- Go to the Report Card page in the Teacher Home.
In order to share report cards with families, you will need to print the reports for the families. Select Reports in the left sidebar, then Math, and then select Report Cards. From there, you have the option to print all report cards to send home with your students.
Showing Families their Student Needs Support
- Call the family to set up a conference on the day you send home Report Cards.
By calling the family the same day that you send home the Report Card, you already have a talking point. Make sure that you state how you would like to set up a meeting to discuss how you can work together in order to ensure their child gets the most out of math class. This way, the conference isn't framed around the shortcomings of a student, but the next steps needed to improve.
- At the conference, start by discussing the Report Card.
Start by discussing the Report Card that was sent home. Answer any questions that the family has and explain what each part of the Report Card means.
Students who are performing below their peers may not have even started working on standards at grade level. For this reason, you may want to print out other grade level report cards that better show the student's progress.
- Use the Matrix view for each domain to show the family where the student falls within each particular domain compared to grade level and peer performance (blot out student names).

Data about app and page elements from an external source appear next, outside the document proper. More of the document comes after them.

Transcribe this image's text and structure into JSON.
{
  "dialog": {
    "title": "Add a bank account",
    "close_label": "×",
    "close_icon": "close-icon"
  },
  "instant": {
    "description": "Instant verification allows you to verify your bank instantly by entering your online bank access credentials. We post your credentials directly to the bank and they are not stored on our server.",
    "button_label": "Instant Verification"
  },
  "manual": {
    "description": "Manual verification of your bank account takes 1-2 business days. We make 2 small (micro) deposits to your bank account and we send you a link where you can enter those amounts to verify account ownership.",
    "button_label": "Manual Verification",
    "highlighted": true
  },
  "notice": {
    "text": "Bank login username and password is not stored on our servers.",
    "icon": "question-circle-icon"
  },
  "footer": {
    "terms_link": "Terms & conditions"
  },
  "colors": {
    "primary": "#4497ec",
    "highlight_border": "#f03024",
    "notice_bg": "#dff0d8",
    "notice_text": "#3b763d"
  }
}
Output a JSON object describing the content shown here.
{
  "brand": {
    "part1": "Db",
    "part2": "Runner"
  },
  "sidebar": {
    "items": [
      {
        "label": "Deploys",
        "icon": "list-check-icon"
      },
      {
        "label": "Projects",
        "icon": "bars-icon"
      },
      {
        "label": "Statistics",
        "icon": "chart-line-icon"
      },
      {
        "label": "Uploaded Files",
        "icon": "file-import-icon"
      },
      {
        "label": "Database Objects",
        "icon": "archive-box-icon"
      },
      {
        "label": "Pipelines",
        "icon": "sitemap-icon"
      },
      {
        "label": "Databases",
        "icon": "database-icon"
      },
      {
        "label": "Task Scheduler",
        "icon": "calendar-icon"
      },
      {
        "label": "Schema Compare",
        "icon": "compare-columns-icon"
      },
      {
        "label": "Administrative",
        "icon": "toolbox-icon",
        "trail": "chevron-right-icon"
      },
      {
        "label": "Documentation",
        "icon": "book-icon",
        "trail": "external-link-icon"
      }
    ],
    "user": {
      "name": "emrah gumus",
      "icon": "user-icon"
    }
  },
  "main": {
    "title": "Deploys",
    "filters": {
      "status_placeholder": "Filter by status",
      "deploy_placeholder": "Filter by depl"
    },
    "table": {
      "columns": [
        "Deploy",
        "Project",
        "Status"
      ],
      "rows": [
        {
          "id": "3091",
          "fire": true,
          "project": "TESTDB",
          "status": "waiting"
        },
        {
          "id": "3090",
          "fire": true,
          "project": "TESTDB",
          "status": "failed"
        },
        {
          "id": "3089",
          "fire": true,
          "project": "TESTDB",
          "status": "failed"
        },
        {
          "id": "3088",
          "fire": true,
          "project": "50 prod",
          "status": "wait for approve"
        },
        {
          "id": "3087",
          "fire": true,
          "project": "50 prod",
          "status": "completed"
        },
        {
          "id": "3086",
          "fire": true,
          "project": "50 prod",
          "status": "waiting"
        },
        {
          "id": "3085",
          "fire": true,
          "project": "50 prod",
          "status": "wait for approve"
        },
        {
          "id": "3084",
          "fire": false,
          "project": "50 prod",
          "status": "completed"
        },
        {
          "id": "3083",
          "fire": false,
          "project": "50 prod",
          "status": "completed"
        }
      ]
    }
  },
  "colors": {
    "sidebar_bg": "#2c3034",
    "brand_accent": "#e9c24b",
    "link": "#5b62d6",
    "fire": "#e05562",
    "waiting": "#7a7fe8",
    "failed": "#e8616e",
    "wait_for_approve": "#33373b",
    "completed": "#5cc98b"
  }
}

The Matrix view, found in Reports → Math → Class Grouping report after expanding a domain, can be used to support your claim that a student is behind their peers, and will need lots of help to catch up. If you plan to use the Matrix in a conference, make sure you block out all student names! You cannot share other student data with families, and this should only be used as a way to demonstrate to a family where a child is working compared to peers.
You can remove the names of students using a computer program (such as Photoshop or Paint) and "painting" over the names, or you could print out the matrix and cross off student names so they aren't visible. As you can see above, this Matrix view shows just how far behind Hayes is in the Measurement & Data domain, and can be a powerfully visual to illustrate to Hayes' family that he needs extra support.
- Draw up a plan for all stakeholders—student, family and teacher.
Now that families are aware he is behind, draw up a plan for how to improve. Each stakeholder (student, family and teacher) should leave the conference with clear next steps. Maybe the family will start working with Hayes on his math homework each night, Hayes will start to focus more during math, and the teacher will show up early or stay late to tutor Hayes. No one should ever leave a conference wondering what comes next.
Sample Next Steps for Teacher
- Come in early or stay late to tutor a student
- Create a daily progress report (simply a smiley or frowny face works) to recognize student work and effort that day—signed by the family
- Research resources that a student can use in class and at home to improve
- Hold weekly phone calls or meetings with a student and their family to monitor progress
- Print out notes or other lesson materials for a student to use at home
- Pay more attention during independent practice and math lessons
- Complete all homework by the time it is due
- If you don't know how to solve a problem, ask someone for help instead of guessing
- Set goals for what you want to accomplish this school year
- Spend at least 15 minutes a day practicing math skills—including weekends
- Check student's homework after they complete it each night
- Help student to complete homework each night
- Practice flash cards with student at home throughout the week
- Limit for how much television/video games a student has access to throughout the week
- Keep in closer contact with the teacher about how the student is progressing at home